WORK ORDER
The data shown below should all be retyped exactly.

:: STORED DATA

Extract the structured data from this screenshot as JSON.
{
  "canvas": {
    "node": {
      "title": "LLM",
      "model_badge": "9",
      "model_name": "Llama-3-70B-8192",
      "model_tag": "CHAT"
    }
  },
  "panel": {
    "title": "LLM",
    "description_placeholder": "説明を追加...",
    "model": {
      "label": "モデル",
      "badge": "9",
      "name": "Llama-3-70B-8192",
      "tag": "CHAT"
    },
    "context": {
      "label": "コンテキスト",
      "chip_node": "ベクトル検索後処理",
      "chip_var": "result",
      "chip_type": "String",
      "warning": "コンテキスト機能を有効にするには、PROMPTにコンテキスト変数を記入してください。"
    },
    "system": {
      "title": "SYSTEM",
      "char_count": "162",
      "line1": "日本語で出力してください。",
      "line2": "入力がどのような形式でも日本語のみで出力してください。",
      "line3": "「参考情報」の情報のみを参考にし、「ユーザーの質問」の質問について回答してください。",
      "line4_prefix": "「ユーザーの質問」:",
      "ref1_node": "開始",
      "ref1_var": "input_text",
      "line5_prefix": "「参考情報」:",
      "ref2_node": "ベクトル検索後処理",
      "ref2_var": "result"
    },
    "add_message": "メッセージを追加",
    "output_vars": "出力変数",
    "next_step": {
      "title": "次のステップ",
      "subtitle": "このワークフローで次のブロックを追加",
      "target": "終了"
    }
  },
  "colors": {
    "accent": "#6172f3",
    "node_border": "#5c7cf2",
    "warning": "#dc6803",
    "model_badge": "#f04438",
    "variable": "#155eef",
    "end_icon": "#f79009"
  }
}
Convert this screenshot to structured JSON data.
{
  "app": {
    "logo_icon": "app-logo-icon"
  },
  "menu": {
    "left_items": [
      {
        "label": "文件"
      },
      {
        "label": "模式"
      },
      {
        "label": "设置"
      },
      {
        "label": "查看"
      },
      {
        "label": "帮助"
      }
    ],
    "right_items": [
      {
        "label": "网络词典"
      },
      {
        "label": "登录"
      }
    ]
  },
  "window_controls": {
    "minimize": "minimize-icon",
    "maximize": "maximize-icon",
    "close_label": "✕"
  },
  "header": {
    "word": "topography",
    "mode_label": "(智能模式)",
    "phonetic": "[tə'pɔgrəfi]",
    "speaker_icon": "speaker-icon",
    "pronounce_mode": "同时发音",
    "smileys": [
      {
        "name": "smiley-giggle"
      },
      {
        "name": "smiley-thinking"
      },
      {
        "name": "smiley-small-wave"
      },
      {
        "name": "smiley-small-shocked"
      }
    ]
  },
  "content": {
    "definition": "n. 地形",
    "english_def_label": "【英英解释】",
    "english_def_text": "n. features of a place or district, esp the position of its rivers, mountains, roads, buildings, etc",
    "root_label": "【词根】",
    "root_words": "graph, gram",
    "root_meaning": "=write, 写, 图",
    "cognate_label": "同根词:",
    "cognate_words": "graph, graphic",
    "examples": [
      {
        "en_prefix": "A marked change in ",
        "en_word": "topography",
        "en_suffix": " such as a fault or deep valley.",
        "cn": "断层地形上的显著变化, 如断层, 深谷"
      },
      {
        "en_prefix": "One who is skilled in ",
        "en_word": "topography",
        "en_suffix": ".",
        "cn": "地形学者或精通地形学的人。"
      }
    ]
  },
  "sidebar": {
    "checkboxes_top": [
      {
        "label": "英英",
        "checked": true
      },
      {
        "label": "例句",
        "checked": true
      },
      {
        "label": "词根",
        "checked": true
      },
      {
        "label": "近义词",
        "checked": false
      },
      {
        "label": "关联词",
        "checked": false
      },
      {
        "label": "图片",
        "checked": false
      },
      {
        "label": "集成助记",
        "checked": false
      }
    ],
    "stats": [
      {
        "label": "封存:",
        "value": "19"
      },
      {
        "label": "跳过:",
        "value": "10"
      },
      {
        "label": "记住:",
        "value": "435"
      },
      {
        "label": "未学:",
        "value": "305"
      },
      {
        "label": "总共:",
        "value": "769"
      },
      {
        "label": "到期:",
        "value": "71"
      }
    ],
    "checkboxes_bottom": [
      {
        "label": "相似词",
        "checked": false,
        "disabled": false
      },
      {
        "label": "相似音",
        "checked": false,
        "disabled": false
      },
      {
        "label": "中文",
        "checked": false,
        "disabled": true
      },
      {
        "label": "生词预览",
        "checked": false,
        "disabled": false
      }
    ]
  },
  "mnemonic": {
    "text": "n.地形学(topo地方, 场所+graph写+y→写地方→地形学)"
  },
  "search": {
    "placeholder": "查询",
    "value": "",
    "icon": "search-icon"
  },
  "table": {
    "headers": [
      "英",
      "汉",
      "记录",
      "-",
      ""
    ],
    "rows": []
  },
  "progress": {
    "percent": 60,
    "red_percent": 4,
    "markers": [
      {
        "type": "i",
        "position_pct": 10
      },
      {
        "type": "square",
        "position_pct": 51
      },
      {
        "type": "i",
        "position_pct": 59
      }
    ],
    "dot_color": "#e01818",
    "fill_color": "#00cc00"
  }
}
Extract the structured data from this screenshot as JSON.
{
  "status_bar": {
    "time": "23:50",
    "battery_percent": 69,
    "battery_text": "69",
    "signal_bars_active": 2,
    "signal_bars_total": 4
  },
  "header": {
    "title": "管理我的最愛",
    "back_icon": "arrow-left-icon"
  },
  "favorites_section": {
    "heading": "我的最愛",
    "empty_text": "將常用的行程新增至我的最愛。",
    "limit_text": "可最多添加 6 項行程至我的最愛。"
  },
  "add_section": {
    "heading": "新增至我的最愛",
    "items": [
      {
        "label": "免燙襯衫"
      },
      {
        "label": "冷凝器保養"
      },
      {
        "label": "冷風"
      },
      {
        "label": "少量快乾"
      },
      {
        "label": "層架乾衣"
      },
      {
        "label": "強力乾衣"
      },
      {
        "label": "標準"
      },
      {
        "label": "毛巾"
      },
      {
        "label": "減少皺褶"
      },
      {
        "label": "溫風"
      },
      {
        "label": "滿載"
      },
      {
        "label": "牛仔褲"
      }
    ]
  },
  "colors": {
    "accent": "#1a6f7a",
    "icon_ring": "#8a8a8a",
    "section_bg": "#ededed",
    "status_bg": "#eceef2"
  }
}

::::

EXPECTED ANSWER
Extract the structured data from this screenshot as JSON.
{
  "canvas": {
    "node": {
      "title": "LLM",
      "model_badge": "9",
      "model_name": "Llama-3-70B-8192",
      "model_tag": "CHAT"
    }
  },
  "panel": {
    "title": "LLM",
    "description_placeholder": "説明を追加...",
    "model": {
      "label": "モデル",
      "badge": "9",
      "name": "Llama-3-70B-8192",
      "tag": "CHAT"
    },
    "context": {
      "label": "コンテキスト",
      "chip_node": "ベクトル検索後処理",
      "chip_var": "result",
      "chip_type": "String",
      "warning": "コンテキスト機能を有効にするには、PROMPTにコンテキスト変数を記入してください。"
    },
    "system": {
      "title": "SYSTEM",
      "char_count": "162",
      "line1": "日本語で出力してください。",
      "line2": "入力がどのような形式でも日本語のみで出力してください。",
      "line3": "「参考情報」の情報のみを参考にし、「ユーザーの質問」の質問について回答してください。",
      "line4_prefix": "「ユーザーの質問」:",
      "ref1_node": "開始",
      "ref1_var": "input_text",
      "line5_prefix": "「参考情報」:",
      "ref2_node": "ベクトル検索後処理",
      "ref2_var": "result"
    },
    "add_message": "メッセージを追加",
    "output_vars": "出力変数",
    "next_step": {
      "title": "次のステップ",
      "subtitle": "このワークフローで次のブロックを追加",
      "target": "終了"
    }
  },
  "colors": {
    "accent": "#6172f3",
    "node_border": "#5c7cf2",
    "warning": "#dc6803",
    "model_badge": "#f04438",
    "variable": "#155eef",
    "end_icon": "#f79009"
  }
}
Convert this screenshot to structured JSON data.
{
  "app": {
    "logo_icon": "app-logo-icon"
  },
  "menu": {
    "left_items": [
      {
        "label": "文件"
      },
      {
        "label": "模式"
      },
      {
        "label": "设置"
      },
      {
        "label": "查看"
      },
      {
        "label": "帮助"
      }
    ],
    "right_items": [
      {
        "label": "网络词典"
      },
      {
        "label": "登录"
      }
    ]
  },
  "window_controls": {
    "minimize": "minimize-icon",
    "maximize": "maximize-icon",
    "close_label": "✕"
  },
  "header": {
    "word": "topography",
    "mode_label": "(智能模式)",
    "phonetic": "[tə'pɔgrəfi]",
    "speaker_icon": "speaker-icon",
    "pronounce_mode": "同时发音",
    "smileys": [
      {
        "name": "smiley-giggle"
      },
      {
        "name": "smiley-thinking"
      },
      {
        "name": "smiley-small-wave"
      },
      {
        "name": "smiley-small-shocked"
      }
    ]
  },
  "content": {
    "definition": "n. 地形",
    "english_def_label": "【英英解释】",
    "english_def_text": "n. features of a place or district, esp the position of its rivers, mountains, roads, buildings, etc",
    "root_label": "【词根】",
    "root_words": "graph, gram",
    "root_meaning": "=write, 写, 图",
    "cognate_label": "同根词:",
    "cognate_words": "graph, graphic",
    "examples": [
      {
        "en_prefix": "A marked change in ",
        "en_word": "topography",
        "en_suffix": " such as a fault or deep valley.",
        "cn": "断层地形上的显著变化, 如断层, 深谷"
      },
      {
        "en_prefix": "One who is skilled in ",
        "en_word": "topography",
        "en_suffix": ".",
        "cn": "地形学者或精通地形学的人。"
      }
    ]
  },
  "sidebar": {
    "checkboxes_top": [
      {
        "label": "英英",
        "checked": true
      },
      {
        "label": "例句",
        "checked": true
      },
      {
        "label": "词根",
        "checked": true
      },
      {
        "label": "近义词",
        "checked": false
      },
      {
        "label": "关联词",
        "checked": false
      },
      {
        "label": "图片",
        "checked": false
      },
      {
        "label": "集成助记",
        "checked": false
      }
    ],
    "stats": [
      {
        "label": "封存:",
        "value": "19"
      },
      {
        "label": "跳过:",
        "value": "10"
      },
      {
        "label": "记住:",
        "value": "435"
      },
      {
        "label": "未学:",
        "value": "305"
      },
      {
        "label": "总共:",
        "value": "769"
      },
      {
        "label": "到期:",
        "value": "71"
      }
    ],
    "checkboxes_bottom": [
      {
        "label": "相似词",
        "checked": false,
        "disabled": false
      },
      {
        "label": "相似音",
        "checked": false,
        "disabled": false
      },
      {
        "label": "中文",
        "checked": false,
        "disabled": true
      },
      {
        "label": "生词预览",
        "checked": false,
        "disabled": false
      }
    ]
  },
  "mnemonic": {
    "text": "n.地形学(topo地方, 场所+graph写+y→写地方→地形学)"
  },
  "search": {
    "placeholder": "查询",
    "value": "",
    "icon": "search-icon"
  },
  "table": {
    "headers": [
      "英",
      "汉",
      "记录",
      "-",
      ""
    ],
    "rows": []
  },
  "progress": {
    "percent": 60,
    "red_percent": 4,
    "markers": [
      {
        "type": "i",
        "position_pct": 10
      },
      {
        "type": "square",
        "position_pct": 51
      },
      {
        "type": "i",
        "position_pct": 59
      }
    ],
    "dot_color": "#e01818",
    "fill_color": "#00cc00"
  }
}
Extract the structured data from this screenshot as JSON.
{
  "status_bar": {
    "time": "23:50",
    "battery_percent": 69,
    "battery_text": "69",
    "signal_bars_active": 2,
    "signal_bars_total": 4
  },
  "header": {
    "title": "管理我的最愛",
    "back_icon": "arrow-left-icon"
  },
  "favorites_section": {
    "heading": "我的最愛",
    "empty_text": "將常用的行程新增至我的最愛。",
    "limit_text": "可最多添加 6 項行程至我的最愛。"
  },
  "add_section": {
    "heading": "新增至我的最愛",
    "items": [
      {
        "label": "免燙襯衫"
      },
      {
        "label": "冷凝器保養"
      },
      {
        "label": "冷風"
      },
      {
        "label": "少量快乾"
      },
      {
        "label": "層架乾衣"
      },
      {
        "label": "強力乾衣"
      },
      {
        "label": "標準"
      },
      {
        "label": "毛巾"
      },
      {
        "label": "減少皺褶"
      },
      {
        "label": "溫風"
      },
      {
        "label": "滿載"
      },
      {
        "label": "牛仔褲"
      }
    ]
  },
  "colors": {
    "accent": "#1a6f7a",
    "icon_ring": "#8a8a8a",
    "section_bg": "#ededed",
    "status_bg": "#eceef2"
  }
}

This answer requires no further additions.